_ACTIVITY:_ Write out every record below exactly as given. Leave the pictures out.

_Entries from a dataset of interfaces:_
##############################

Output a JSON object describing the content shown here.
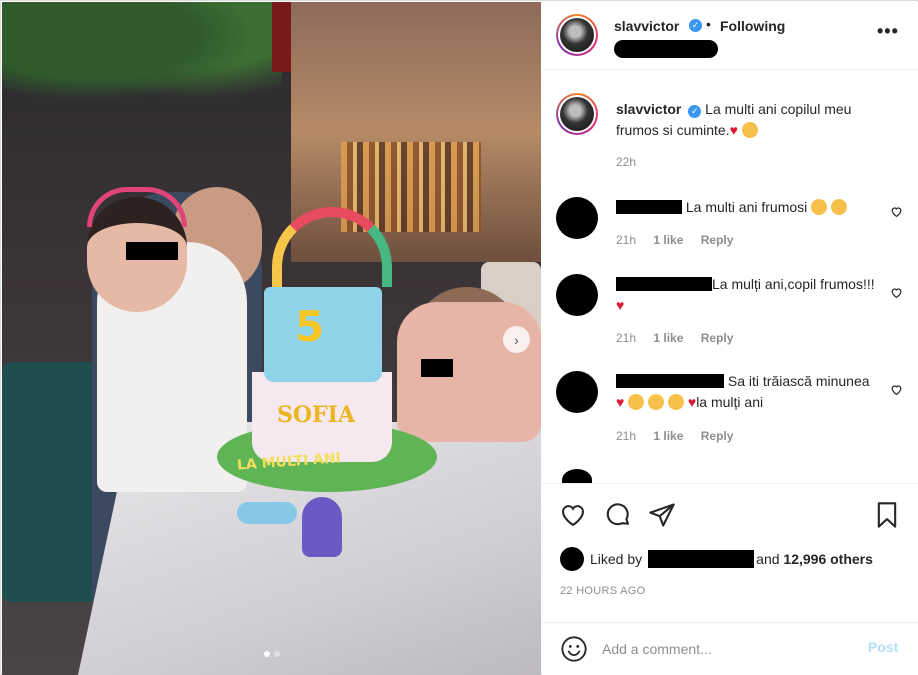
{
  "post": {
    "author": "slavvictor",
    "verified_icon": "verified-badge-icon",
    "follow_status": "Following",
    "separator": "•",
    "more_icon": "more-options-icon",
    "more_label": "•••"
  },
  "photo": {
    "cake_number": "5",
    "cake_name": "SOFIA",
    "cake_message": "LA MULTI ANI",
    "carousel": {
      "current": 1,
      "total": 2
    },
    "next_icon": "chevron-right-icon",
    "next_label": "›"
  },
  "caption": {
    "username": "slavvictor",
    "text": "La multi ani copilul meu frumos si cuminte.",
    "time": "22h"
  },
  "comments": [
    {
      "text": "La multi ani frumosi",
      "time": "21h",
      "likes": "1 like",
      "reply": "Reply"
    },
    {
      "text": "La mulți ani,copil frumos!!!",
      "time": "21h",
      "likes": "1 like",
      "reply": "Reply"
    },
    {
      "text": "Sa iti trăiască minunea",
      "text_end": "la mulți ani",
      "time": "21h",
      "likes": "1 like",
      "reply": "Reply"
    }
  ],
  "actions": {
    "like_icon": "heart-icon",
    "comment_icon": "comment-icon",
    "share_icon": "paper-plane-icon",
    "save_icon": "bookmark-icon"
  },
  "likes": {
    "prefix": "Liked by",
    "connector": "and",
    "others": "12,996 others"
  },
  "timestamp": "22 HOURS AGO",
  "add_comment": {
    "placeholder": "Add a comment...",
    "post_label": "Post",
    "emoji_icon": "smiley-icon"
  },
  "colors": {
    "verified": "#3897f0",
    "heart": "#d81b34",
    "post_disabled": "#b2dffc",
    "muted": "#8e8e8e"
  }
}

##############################

_SOLUTION TO THIS PROBLEM:_
Output a JSON object describing the content shown here.
{
  "post": {
    "author": "slavvictor",
    "verified_icon": "verified-badge-icon",
    "follow_status": "Following",
    "separator": "•",
    "more_icon": "more-options-icon",
    "more_label": "•••"
  },
  "photo": {
    "cake_number": "5",
    "cake_name": "SOFIA",
    "cake_message": "LA MULTI ANI",
    "carousel": {
      "current": 1,
      "total": 2
    },
    "next_icon": "chevron-right-icon",
    "next_label": "›"
  },
  "caption": {
    "username": "slavvictor",
    "text": "La multi ani copilul meu frumos si cuminte.",
    "time": "22h"
  },
  "comments": [
    {
      "text": "La multi ani frumosi",
      "time": "21h",
      "likes": "1 like",
      "reply": "Reply"
    },
    {
      "text": "La mulți ani,copil frumos!!!",
      "time": "21h",
      "likes": "1 like",
      "reply": "Reply"
    },
    {
      "text": "Sa iti trăiască minunea",
      "text_end": "la mulți ani",
      "time": "21h",
      "likes": "1 like",
      "reply": "Reply"
    }
  ],
  "actions": {
    "like_icon": "heart-icon",
    "comment_icon": "comment-icon",
    "share_icon": "paper-plane-icon",
    "save_icon": "bookmark-icon"
  },
  "likes": {
    "prefix": "Liked by",
    "connector": "and",
    "others": "12,996 others"
  },
  "timestamp": "22 HOURS AGO",
  "add_comment": {
    "placeholder": "Add a comment...",
    "post_label": "Post",
    "emoji_icon": "smiley-icon"
  },
  "colors": {
    "verified": "#3897f0",
    "heart": "#d81b34",
    "post_disabled": "#b2dffc",
    "muted": "#8e8e8e"
  }
}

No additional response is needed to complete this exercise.